Unique to the hilltribes is their system of rotational farming, Dy Plong said, which in this case spreads over all 2,705 hectares of the concession and is used by all 817 families for their upland rice crops and forest gardens where they grow bananas, mangos, corn and yams.
“Where can we do farming?” he asked.
During a meeting last week in Phnom Penh between representatives of the ethnic Phnong community in Bousra and the Khaou Chuly Group, Mondolkiri Deputy Provincial Governor Nha Rangchan told how the Phnong had harvested the land in question since the 1970s. That stopped, however, when Khaou Chuly started bulldozing in April to make way for rubber trees.
“I stand in the middle of the case, but in fact the company violated the hilltribe’s farming land,” Nha Rangchan said.
At the end of the meeting, the Khaou Chuly Group agreed to respect the hilltribes’ land claims if proven true by the provincial government, and to provide compensation to those affected, Khaou Phallaboth said.
He added in interview that he had not ruled out giving some of the land back or working with the hilltribes to develop the area.
But in the meantime, the company plans to begin planting any day now, he said.
Separate from Khaou Chuly Group’s concession, the Interior Ministry is currently negotiating disputes between hilltribes and companies regarding four other land concessions in Mondolkiri province, ministry Secretary of State Nuth Sa An said.
Land disputes, large and small, have also erupted all over neighboring Ratanakkiri province, which was also until recently a province predominately populated by hilltribe communities.
The northeast’s development push comes in part from the government’s Triangle Development Strategy, which aims to develop northeastern provinces adjacent to Vietnam and Laos, which are abundant in land, minerals and rich soil, said Chan Sophal, president of the Cambodian Economic Association.
Yet dispute resolutions are not coming easily, experts say, as one camp seeks to establish large plantations while the hilltribes seek to protect their ancestral lands.
The Land Law and Sub-Decree on Economic Land Concessions provide sufficient provisions to avoid conflicts with developers and protect indigenous peoples’ land rights, said Chhith Sam Ath, executive director of NGO Forum.
“Therefore if conflicts occur, it is because these legal frameworks are not being implemented, complied with or enforced,” Chhith Sam Ath said by e-mail Wednesday.
In addition, the Cambodian government voted in favor of the UN Declaration of the Rights of Indigenous Peoples in 2007, which gives indigenous peoples the right to claim ownership to their ancestral lands.
Gordon Paterson, an adviser at an NGO in Ratanakkiri that promotes networking among hilltribes, said everyone seeks the best soil for farming, so the same lands sought by developers are also likely to be the most densely populated by hilltribes.
Evictions cause the hilltribes to either clear more forestland for farming or to start harvesting the same land year after year, leading to a decrease in the yields and food insecurity, he said.

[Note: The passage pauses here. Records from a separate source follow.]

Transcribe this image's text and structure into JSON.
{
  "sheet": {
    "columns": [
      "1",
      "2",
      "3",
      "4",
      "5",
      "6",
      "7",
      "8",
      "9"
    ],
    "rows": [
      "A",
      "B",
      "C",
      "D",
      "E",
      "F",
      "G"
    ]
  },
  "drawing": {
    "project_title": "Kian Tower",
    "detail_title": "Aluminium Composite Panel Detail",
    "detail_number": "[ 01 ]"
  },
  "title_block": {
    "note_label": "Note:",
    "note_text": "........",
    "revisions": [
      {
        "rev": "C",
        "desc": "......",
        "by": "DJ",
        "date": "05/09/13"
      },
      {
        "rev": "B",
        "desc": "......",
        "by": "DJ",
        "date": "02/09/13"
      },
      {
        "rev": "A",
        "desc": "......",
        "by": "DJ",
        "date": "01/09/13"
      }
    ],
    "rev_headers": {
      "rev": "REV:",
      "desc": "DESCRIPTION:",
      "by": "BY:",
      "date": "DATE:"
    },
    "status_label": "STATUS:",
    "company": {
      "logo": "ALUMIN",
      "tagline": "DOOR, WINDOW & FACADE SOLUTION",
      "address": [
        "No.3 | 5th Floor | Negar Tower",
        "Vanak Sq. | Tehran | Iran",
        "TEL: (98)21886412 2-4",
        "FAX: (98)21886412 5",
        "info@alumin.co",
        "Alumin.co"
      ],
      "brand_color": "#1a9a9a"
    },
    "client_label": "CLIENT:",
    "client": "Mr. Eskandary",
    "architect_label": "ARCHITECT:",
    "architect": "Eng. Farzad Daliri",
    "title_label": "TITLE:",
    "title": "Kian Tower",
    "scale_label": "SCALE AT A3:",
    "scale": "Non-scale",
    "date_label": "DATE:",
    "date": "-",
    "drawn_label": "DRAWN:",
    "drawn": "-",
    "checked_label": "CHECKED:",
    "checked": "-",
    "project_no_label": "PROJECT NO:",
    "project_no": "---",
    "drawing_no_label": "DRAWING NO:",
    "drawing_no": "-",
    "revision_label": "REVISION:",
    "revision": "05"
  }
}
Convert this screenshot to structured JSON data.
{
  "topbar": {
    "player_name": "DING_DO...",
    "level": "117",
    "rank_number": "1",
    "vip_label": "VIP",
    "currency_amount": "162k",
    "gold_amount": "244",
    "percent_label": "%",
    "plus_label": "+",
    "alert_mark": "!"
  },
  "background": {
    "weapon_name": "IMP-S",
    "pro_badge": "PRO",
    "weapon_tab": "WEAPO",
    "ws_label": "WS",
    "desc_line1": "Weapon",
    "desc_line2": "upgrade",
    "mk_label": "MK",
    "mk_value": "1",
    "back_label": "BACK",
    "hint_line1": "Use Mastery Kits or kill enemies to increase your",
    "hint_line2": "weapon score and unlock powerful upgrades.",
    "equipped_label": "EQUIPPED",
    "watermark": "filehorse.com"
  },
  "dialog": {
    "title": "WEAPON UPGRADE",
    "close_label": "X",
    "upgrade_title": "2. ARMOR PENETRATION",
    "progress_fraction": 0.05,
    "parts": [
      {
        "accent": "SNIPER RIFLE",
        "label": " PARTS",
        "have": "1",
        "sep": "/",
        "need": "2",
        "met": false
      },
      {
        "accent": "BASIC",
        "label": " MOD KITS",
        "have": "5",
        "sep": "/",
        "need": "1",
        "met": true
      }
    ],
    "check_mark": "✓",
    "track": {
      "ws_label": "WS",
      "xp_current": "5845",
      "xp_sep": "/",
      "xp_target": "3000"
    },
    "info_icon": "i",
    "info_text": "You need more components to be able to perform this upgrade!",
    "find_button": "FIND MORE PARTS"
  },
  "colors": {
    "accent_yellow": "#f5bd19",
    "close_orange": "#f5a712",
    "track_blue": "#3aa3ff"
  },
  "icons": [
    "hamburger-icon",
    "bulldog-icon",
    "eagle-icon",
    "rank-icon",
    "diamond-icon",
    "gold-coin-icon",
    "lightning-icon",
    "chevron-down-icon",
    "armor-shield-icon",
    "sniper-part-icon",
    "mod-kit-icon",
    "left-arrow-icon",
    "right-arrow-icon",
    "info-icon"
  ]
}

And the best future for the country and the northeast may not be large agricultural companies, Paterson said.
Studies show small farms in Vietnam are more productive than large-scale industrial plantations, he said, and Ratanakkiri’s indigenous peoples are already the nation’s biggest cashew producers.
“Small holders are more productive and environmentally sustainable than these large-scale plantations, which usually require large amounts of chemicals, pesticides and fossil fuels in order to be maintained,” he said.
A resolution to the disputes, Paterson said, could be joint partnerships between local communities and private investors, he said, or just keeping the land in the hands of small farmers.
“If the country is serious about poverty reduction, that’s what they should be doing,” he said.
“The local people are the best resource the country has for developing the land for the benefit of the national economy,” he added.